I'm really glad I saw this movie if just for the fact that I am… MoreI'm really glad I saw this movie if just for the fact that I am ignorant of the Civil Rights movement and what it meant to real live people and in fact, I think that's when this movie came alive: when the Freedom Riders and the Black Panthers took the stage. That these kids might be at odds with their conservative-let's-not-rock-the-boat parents was a revelation. Weird casting choice for presidents (John Cusack as Nixon? Robin Williams as Dwight Eisenhower?) managed to nonetheless work. I didn't remember that Reagan was such a butt-head about race. Forest Whitaker, the Big O, are great.
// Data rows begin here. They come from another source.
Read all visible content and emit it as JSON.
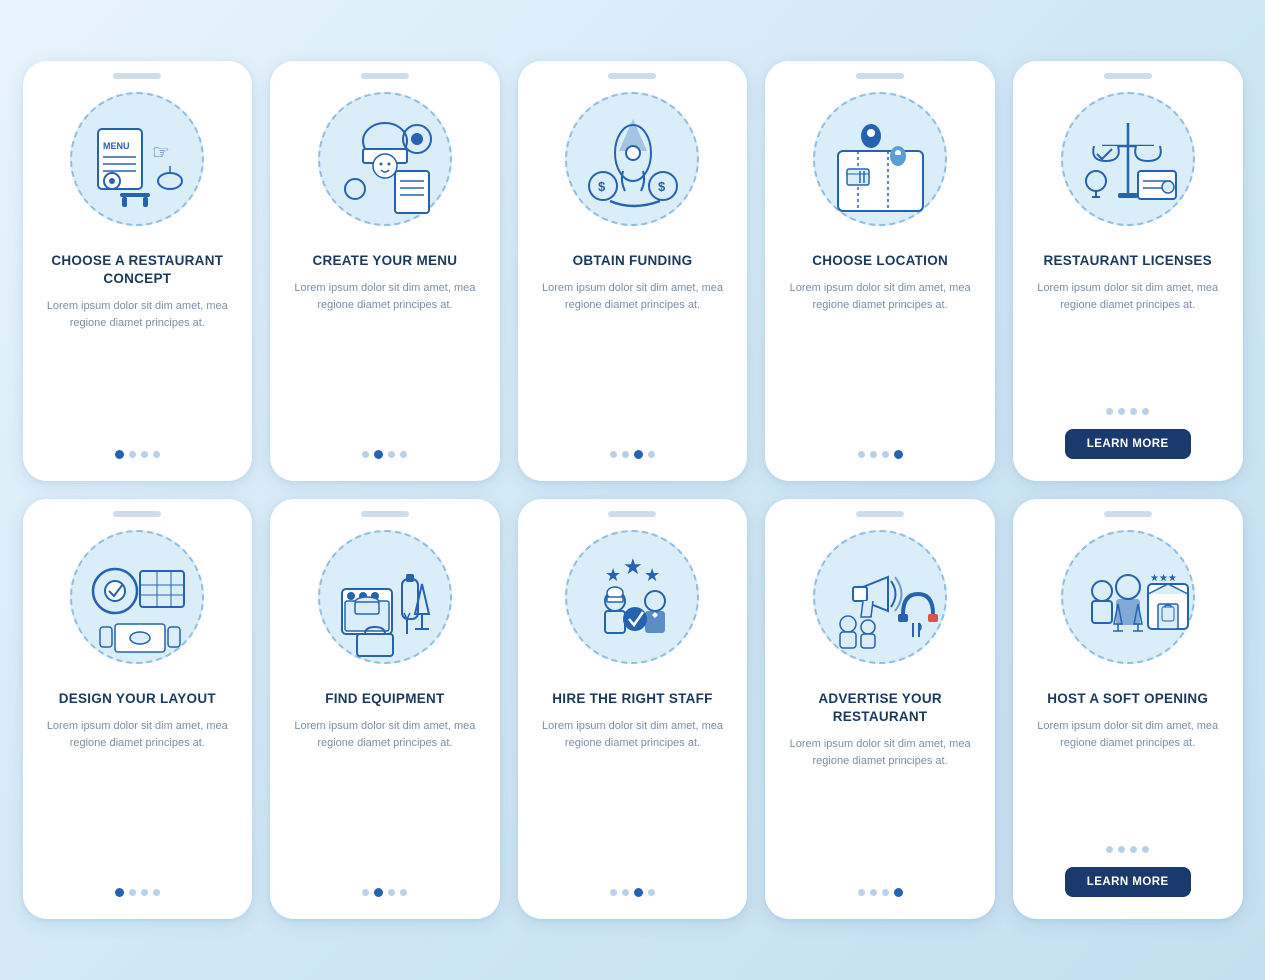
{
  "cards": [
    {
      "id": "choose-concept",
      "title": "CHOOSE A RESTAURANT CONCEPT",
      "body": "Lorem ipsum dolor sit dim amet, mea regione diamet principes at.",
      "dots": [
        1,
        0,
        0,
        0
      ],
      "hasButton": false,
      "buttonLabel": ""
    },
    {
      "id": "create-menu",
      "title": "CREATE YOUR MENU",
      "body": "Lorem ipsum dolor sit dim amet, mea regione diamet principes at.",
      "dots": [
        0,
        1,
        0,
        0
      ],
      "hasButton": false,
      "buttonLabel": ""
    },
    {
      "id": "obtain-funding",
      "title": "OBTAIN FUNDING",
      "body": "Lorem ipsum dolor sit dim amet, mea regione diamet principes at.",
      "dots": [
        0,
        0,
        1,
        0
      ],
      "hasButton": false,
      "buttonLabel": ""
    },
    {
      "id": "choose-location",
      "title": "CHOOSE LOCATION",
      "body": "Lorem ipsum dolor sit dim amet, mea regione diamet principes at.",
      "dots": [
        0,
        0,
        0,
        1
      ],
      "hasButton": false,
      "buttonLabel": ""
    },
    {
      "id": "restaurant-licenses",
      "title": "RESTAURANT LICENSES",
      "body": "Lorem ipsum dolor sit dim amet, mea regione diamet principes at.",
      "dots": [
        0,
        0,
        0,
        0
      ],
      "hasButton": true,
      "buttonLabel": "LEARN MORE"
    },
    {
      "id": "design-layout",
      "title": "DESIGN YOUR LAYOUT",
      "body": "Lorem ipsum dolor sit dim amet, mea regione diamet principes at.",
      "dots": [
        1,
        0,
        0,
        0
      ],
      "hasButton": false,
      "buttonLabel": ""
    },
    {
      "id": "find-equipment",
      "title": "FIND EQUIPMENT",
      "body": "Lorem ipsum dolor sit dim amet, mea regione diamet principes at.",
      "dots": [
        0,
        1,
        0,
        0
      ],
      "hasButton": false,
      "buttonLabel": ""
    },
    {
      "id": "hire-staff",
      "title": "HIRE THE RIGHT STAFF",
      "body": "Lorem ipsum dolor sit dim amet, mea regione diamet principes at.",
      "dots": [
        0,
        0,
        1,
        0
      ],
      "hasButton": false,
      "buttonLabel": ""
    },
    {
      "id": "advertise-restaurant",
      "title": "ADVERTISE YOUR RESTAURANT",
      "body": "Lorem ipsum dolor sit dim amet, mea regione diamet principes at.",
      "dots": [
        0,
        0,
        0,
        1
      ],
      "hasButton": false,
      "buttonLabel": ""
    },
    {
      "id": "host-opening",
      "title": "HOST A SOFT OPENING",
      "body": "Lorem ipsum dolor sit dim amet, mea regione diamet principes at.",
      "dots": [
        0,
        0,
        0,
        0
      ],
      "hasButton": true,
      "buttonLabel": "LEARN MORE"
    }
  ]
}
After I recovered from initial "Hey, this is just Fellini in color" I… MoreAfter I recovered from initial "Hey, this is just Fellini in color" I realized that Fellini is Fellini because he's Italian, as is Sorrentino and there is just no escaping the beauty that is Rome. That said, this is a profound look at what early success means in the arts, especially the literary arts: can you ever top it? Can you ever see the world fresh, or is it always through the glasses of the previous work that made you? Or, as the character himself says, "I was waiting for the great beauty" and in the meantime I decided to have a party, I guess. I especially liked the mysterious man upstairs who (spoiler alert) turns out to be a high class crook,but who cried out as he is being taken away, "I work hard so bums like you can just party" or something like that. It's an interesting take on how the money manipulation crowd sees artists. Only nit-pick: I could have used a smaller dose of the nun/saint. I want to see it again.